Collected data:
#####
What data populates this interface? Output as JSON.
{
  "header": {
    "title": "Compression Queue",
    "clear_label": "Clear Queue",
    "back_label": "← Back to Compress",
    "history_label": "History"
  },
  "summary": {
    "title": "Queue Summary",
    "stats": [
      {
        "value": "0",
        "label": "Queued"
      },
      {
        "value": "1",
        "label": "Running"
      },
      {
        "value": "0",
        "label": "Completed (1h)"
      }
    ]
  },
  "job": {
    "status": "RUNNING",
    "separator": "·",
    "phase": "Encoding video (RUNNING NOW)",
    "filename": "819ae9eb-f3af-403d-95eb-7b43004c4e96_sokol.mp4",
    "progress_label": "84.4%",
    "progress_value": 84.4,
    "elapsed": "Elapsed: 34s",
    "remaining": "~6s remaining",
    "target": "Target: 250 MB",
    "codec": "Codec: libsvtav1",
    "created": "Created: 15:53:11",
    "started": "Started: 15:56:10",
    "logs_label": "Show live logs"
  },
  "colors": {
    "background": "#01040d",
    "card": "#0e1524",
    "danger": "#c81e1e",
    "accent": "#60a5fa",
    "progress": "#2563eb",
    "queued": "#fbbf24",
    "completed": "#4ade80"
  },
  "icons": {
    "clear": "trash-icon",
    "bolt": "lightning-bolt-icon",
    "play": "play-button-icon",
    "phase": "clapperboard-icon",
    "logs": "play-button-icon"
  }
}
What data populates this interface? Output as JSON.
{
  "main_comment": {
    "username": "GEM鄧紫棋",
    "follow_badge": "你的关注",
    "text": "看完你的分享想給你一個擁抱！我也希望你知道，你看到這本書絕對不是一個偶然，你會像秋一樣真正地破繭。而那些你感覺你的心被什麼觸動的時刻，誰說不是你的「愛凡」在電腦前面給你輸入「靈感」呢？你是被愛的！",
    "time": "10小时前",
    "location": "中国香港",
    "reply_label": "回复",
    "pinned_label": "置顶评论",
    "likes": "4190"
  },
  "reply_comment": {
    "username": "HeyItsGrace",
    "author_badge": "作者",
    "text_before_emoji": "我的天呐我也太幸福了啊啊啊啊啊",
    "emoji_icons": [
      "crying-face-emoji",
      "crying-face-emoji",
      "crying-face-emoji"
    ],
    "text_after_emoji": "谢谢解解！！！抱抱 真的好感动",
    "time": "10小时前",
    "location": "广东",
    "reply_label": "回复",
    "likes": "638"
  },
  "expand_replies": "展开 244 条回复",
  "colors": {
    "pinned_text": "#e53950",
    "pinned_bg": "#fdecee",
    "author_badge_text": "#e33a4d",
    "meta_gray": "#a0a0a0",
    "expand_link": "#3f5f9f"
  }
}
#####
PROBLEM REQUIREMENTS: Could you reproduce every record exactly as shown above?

RESULT:
What data populates this interface? Output as JSON.
{
  "header": {
    "title": "Compression Queue",
    "clear_label": "Clear Queue",
    "back_label": "← Back to Compress",
    "history_label": "History"
  },
  "summary": {
    "title": "Queue Summary",
    "stats": [
      {
        "value": "0",
        "label": "Queued"
      },
      {
        "value": "1",
        "label": "Running"
      },
      {
        "value": "0",
        "label": "Completed (1h)"
      }
    ]
  },
  "job": {
    "status": "RUNNING",
    "separator": "·",
    "phase": "Encoding video (RUNNING NOW)",
    "filename": "819ae9eb-f3af-403d-95eb-7b43004c4e96_sokol.mp4",
    "progress_label": "84.4%",
    "progress_value": 84.4,
    "elapsed": "Elapsed: 34s",
    "remaining": "~6s remaining",
    "target": "Target: 250 MB",
    "codec": "Codec: libsvtav1",
    "created": "Created: 15:53:11",
    "started": "Started: 15:56:10",
    "logs_label": "Show live logs"
  },
  "colors": {
    "background": "#01040d",
    "card": "#0e1524",
    "danger": "#c81e1e",
    "accent": "#60a5fa",
    "progress": "#2563eb",
    "queued": "#fbbf24",
    "completed": "#4ade80"
  },
  "icons": {
    "clear": "trash-icon",
    "bolt": "lightning-bolt-icon",
    "play": "play-button-icon",
    "phase": "clapperboard-icon",
    "logs": "play-button-icon"
  }
}
What data populates this interface? Output as JSON.
{
  "main_comment": {
    "username": "GEM鄧紫棋",
    "follow_badge": "你的关注",
    "text": "看完你的分享想給你一個擁抱！我也希望你知道，你看到這本書絕對不是一個偶然，你會像秋一樣真正地破繭。而那些你感覺你的心被什麼觸動的時刻，誰說不是你的「愛凡」在電腦前面給你輸入「靈感」呢？你是被愛的！",
    "time": "10小时前",
    "location": "中国香港",
    "reply_label": "回复",
    "pinned_label": "置顶评论",
    "likes": "4190"
  },
  "reply_comment": {
    "username": "HeyItsGrace",
    "author_badge": "作者",
    "text_before_emoji": "我的天呐我也太幸福了啊啊啊啊啊",
    "emoji_icons": [
      "crying-face-emoji",
      "crying-face-emoji",
      "crying-face-emoji"
    ],
    "text_after_emoji": "谢谢解解！！！抱抱 真的好感动",
    "time": "10小时前",
    "location": "广东",
    "reply_label": "回复",
    "likes": "638"
  },
  "expand_replies": "展开 244 条回复",
  "colors": {
    "pinned_text": "#e53950",
    "pinned_bg": "#fdecee",
    "author_badge_text": "#e33a4d",
    "meta_gray": "#a0a0a0",
    "expand_link": "#3f5f9f"
  }
}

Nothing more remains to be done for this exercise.